The following has information on how to monitor and manage your COVID symptoms now that you have tested positive. It also has information on contacts and isolation.

Please note that the following information is up to date as of 24/5/22. It is absolutely the case that recommendations made today will change, and it is important to keep an eye on official sources linked below to make sure they are up to date.

If after reading this, you have concerns about your circumstances or symptoms, please contact your usual GP for the earliest available telehealth appointment. If you are not able to get an appointment with your usual GP, or you do not have a usual GP, you are able to organise a follow up face to face or telehealth appointment with a doctor from Rowville Respiratory Clinic through, in the 14 days following your positive test.

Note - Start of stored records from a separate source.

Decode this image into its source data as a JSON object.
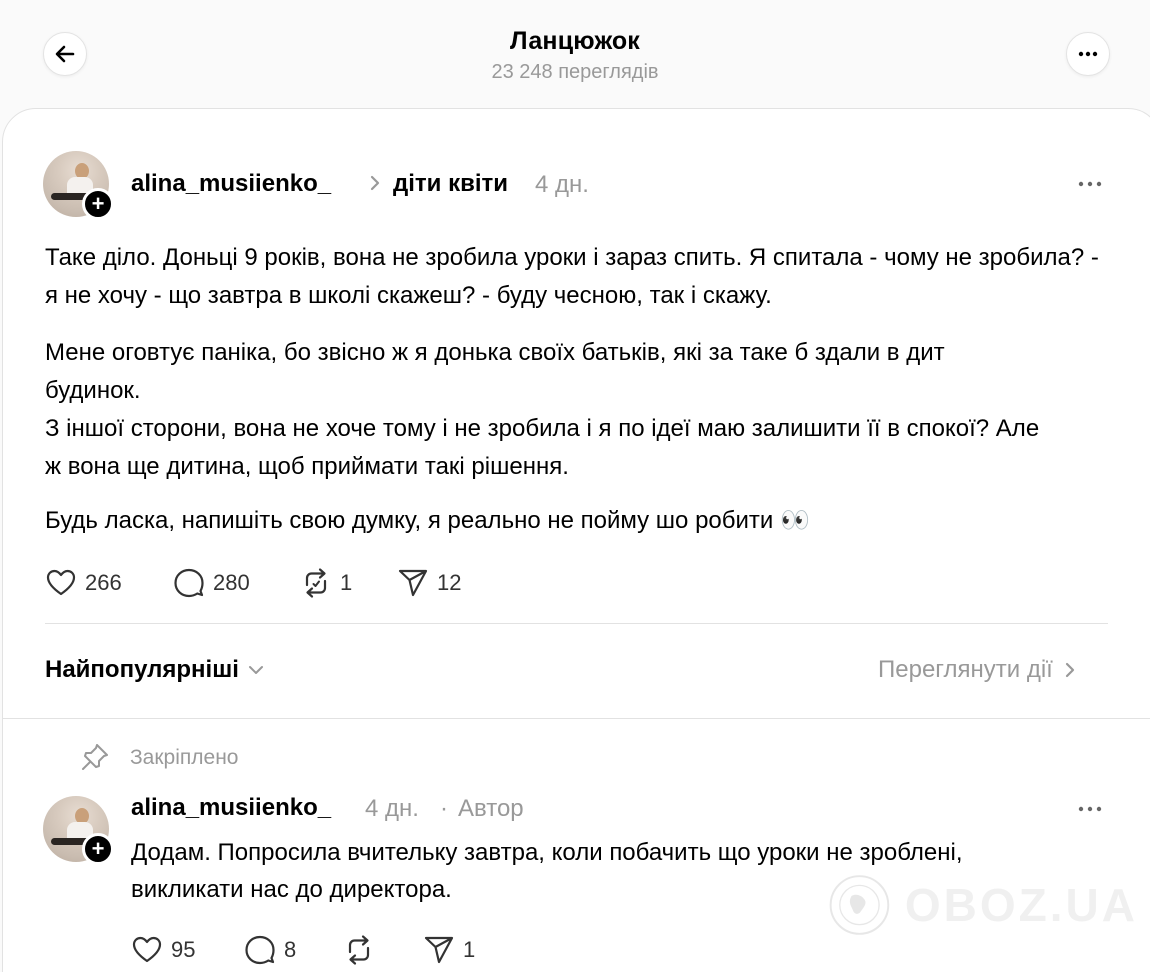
{
  "header": {
    "title": "Ланцюжок",
    "views": "23 248 переглядів"
  },
  "post": {
    "username": "alina_musiienko_",
    "topic": "діти квіти",
    "time": "4 дн.",
    "paragraphs": [
      "Таке діло. Доньці 9 років, вона не зробила уроки і зараз спить. Я спитала - чому не зробила? - я не хочу - що завтра в школі скажеш? - буду чесною, так і скажу.",
      "Мене оговтує паніка, бо звісно ж я донька своїх батьків, які за таке б здали в дит будинок.",
      "З іншої сторони, вона не хоче тому і не зробила і я по ідеї маю залишити її в спокої? Але ж вона ще дитина, щоб приймати такі рішення.",
      "Будь ласка, напишіть свою думку, я реально не пойму шо робити 👀"
    ],
    "likes": "266",
    "comments": "280",
    "reposts": "1",
    "shares": "12"
  },
  "sort": {
    "label": "Найпопулярніші",
    "activity_link": "Переглянути дії"
  },
  "reply": {
    "pinned_label": "Закріплено",
    "username": "alina_musiienko_",
    "time": "4 дн.",
    "separator": "·",
    "author_badge": "Автор",
    "text_lines": [
      "Додам. Попросила вчительку завтра, коли побачить що уроки не зроблені,",
      "викликати нас до директора."
    ],
    "likes": "95",
    "comments": "8",
    "shares": "1"
  },
  "watermark": {
    "text": "OBOZ.UA"
  },
  "colors": {
    "background": "#fafafa",
    "card": "#ffffff",
    "muted_text": "#999999",
    "divider": "#e2e2e2"
  },
  "icons": [
    "back-arrow-icon",
    "more-icon",
    "chevron-right-icon",
    "heart-icon",
    "comment-icon",
    "repost-icon",
    "share-icon",
    "chevron-down-icon",
    "pin-icon",
    "globe-icon"
  ]
}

I have tested positive – what do I do now?

  1. Isolate for 7 day from the date your test was performed

While in isolation you must stay at home, except for in the case of an emergency where your safety is at risk. If you attend a hospital, GP or police station in the event of an emergency appointment, you must tell them prior you have COVID-19.

You should stay separated from other people in your house if possible. If you cannot isolate in a separate room you should avoid shared spaces where you can, and wear a mask and clean down any touched surfaces in shared areas. For more information on isolation, please see:

  1. Notify your contacts

Department of Health is no longer notifying close contacts, so please notify those you have been in contact with since you have developed symptoms, and in the 2 days prior when it is likely you were infectious before you developed symptoms.

CLOSE CONTACTS are those you spent more than four hours indoors in a house or accommodation.
Close contacts no longer need to quarantine and  can leave home each day provided they:

    • Continually test negative using a rapid antigen test, on at least 5 days out of the 7 day period (ensure tests are spaced at least 24 hours apart).
    • wear a mask indoors when outside the home
    • do not visit hospitals or care facilities
    • notify their employer or education facility

If they can not follow these steps, they must quarantine for the 7-day period – and they are required to get tested on Day 1 and Day 6. They can leave at day 7 with a negative rapid antigen test or PCR performed on day 6, if they remain asymptomatic.

SOCIAL CONTACTS are not people from your home, workplace or school. For further information on close contacts, as well as social and workplace/educational contacts, please visit:

  1. Symptom management

Keeping up fluids, rest, Panadol/nurofen, sore throat gargles and lozenges can all be helpful for managing COVID symptoms. Consider oral rehydration solutions (like Gastrolyte or Hydrolyte) if you have had diarrhoea/vomiting.

While youre in isolation you cant go to the gym or for a walk around the block, but if you feel well enough, stay active. WHO has COVID specific advice on exercise that can be found at:

  1. Monitoring your symptoms and escalating care if needed

If you are determined to be low risk (younger than 65, fully vaccinated and no significant underlying medical conditions), it is likely you will be allocated to self manage your illness (monitor your illness at home), or GP management (regular telehealth with your GP).

Tracking your symptoms is important, and can be a helpful tool to see if things are improving, and to help your doctor manage you via telehealth if required.

Particularly, it is important to monitor your breathing. One of the symptoms we watch for is your respiratory rate – monitor how breathless you feel and/or how fast you are breathing (using a timer/watch, you count how many breaths you take every minute). It is helpful if you can, to obtain a pulse oximeter (to measure oxygen levels). If you do not have someone who can go to a pharmacy for you, please call your closest pharmacy as they may be able to deliver them. Please note that measuring oxygen levels via a smart phone is NOT recommended as they are inaccurate.

A helpful diary to monitor your symptoms can be found here

If you have any of the following you should call 000 and attend a hospital:

  • Oxygen levels less than 92%, respiratory rate more than 30 breaths per minute, severe shortness of breath/difficulty breathing, or blue lips or face
  • Heart rate staying over 120
  • Pain or pressure in the chest
  • Cold and clammy, or pale and mottled skin
  • Fainting or collapse
  • Confusion, becoming difficult to wake up
  • Little or no urine output, despite drinking lots of fluid
  • Coughing up blood

Moderate symptoms that may suggest you need to contact your GP for a review as soon as possible include:

  • Oxygen levels 93-94%, or respiratory rate 20-30 breaths per minute, or mild breathlessness/persistent cough
  • Temperature above 38 degrees
  • Vomiting or diarrhoea
  • Struggling to get out of bed, feeling unusually tired or weak
  • Daily symptom diary tracking worse rather than stable or better

If your GP is not available you may be able to be reviewed through Rowville Respiratory Clinic, or you can call the national coronavirus hotline for advice on 1800 020 080

  1. Leaving isolationYou are allowed to leave isolation at day 7 after your positive test if you have no symptoms. If you still have symptoms you may still be infectious – please either stay at home until your symptoms have resolved or discuss with your GP whether it is safe for you to leave isolation without the risk of infecting others.